- **Task statement**
Give back every record below, character for character.

Collected data entries:
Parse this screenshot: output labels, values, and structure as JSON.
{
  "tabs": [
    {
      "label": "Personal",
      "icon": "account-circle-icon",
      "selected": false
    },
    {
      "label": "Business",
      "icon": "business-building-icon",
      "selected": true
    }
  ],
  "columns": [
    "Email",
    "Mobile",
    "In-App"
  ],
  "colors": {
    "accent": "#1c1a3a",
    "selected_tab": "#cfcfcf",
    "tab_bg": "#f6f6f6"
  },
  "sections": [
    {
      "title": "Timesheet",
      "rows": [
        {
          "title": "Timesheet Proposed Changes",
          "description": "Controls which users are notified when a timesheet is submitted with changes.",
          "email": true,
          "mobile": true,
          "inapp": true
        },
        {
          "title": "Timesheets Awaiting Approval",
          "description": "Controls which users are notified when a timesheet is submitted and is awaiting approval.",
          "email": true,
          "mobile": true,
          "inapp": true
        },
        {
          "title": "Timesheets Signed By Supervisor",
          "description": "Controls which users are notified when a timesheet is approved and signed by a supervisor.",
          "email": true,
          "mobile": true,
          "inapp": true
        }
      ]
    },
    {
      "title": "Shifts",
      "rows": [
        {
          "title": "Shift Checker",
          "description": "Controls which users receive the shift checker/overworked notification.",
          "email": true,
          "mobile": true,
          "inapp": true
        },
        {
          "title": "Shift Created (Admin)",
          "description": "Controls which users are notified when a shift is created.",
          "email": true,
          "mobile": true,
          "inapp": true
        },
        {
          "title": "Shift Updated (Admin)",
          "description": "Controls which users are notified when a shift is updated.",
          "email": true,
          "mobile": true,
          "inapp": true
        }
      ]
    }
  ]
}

- **Answer**
Parse this screenshot: output labels, values, and structure as JSON.
{
  "tabs": [
    {
      "label": "Personal",
      "icon": "account-circle-icon",
      "selected": false
    },
    {
      "label": "Business",
      "icon": "business-building-icon",
      "selected": true
    }
  ],
  "columns": [
    "Email",
    "Mobile",
    "In-App"
  ],
  "colors": {
    "accent": "#1c1a3a",
    "selected_tab": "#cfcfcf",
    "tab_bg": "#f6f6f6"
  },
  "sections": [
    {
      "title": "Timesheet",
      "rows": [
        {
          "title": "Timesheet Proposed Changes",
          "description": "Controls which users are notified when a timesheet is submitted with changes.",
          "email": true,
          "mobile": true,
          "inapp": true
        },
        {
          "title": "Timesheets Awaiting Approval",
          "description": "Controls which users are notified when a timesheet is submitted and is awaiting approval.",
          "email": true,
          "mobile": true,
          "inapp": true
        },
        {
          "title": "Timesheets Signed By Supervisor",
          "description": "Controls which users are notified when a timesheet is approved and signed by a supervisor.",
          "email": true,
          "mobile": true,
          "inapp": true
        }
      ]
    },
    {
      "title": "Shifts",
      "rows": [
        {
          "title": "Shift Checker",
          "description": "Controls which users receive the shift checker/overworked notification.",
          "email": true,
          "mobile": true,
          "inapp": true
        },
        {
          "title": "Shift Created (Admin)",
          "description": "Controls which users are notified when a shift is created.",
          "email": true,
          "mobile": true,
          "inapp": true
        },
        {
          "title": "Shift Updated (Admin)",
          "description": "Controls which users are notified when a shift is updated.",
          "email": true,
          "mobile": true,
          "inapp": true
        }
      ]
    }
  ]
}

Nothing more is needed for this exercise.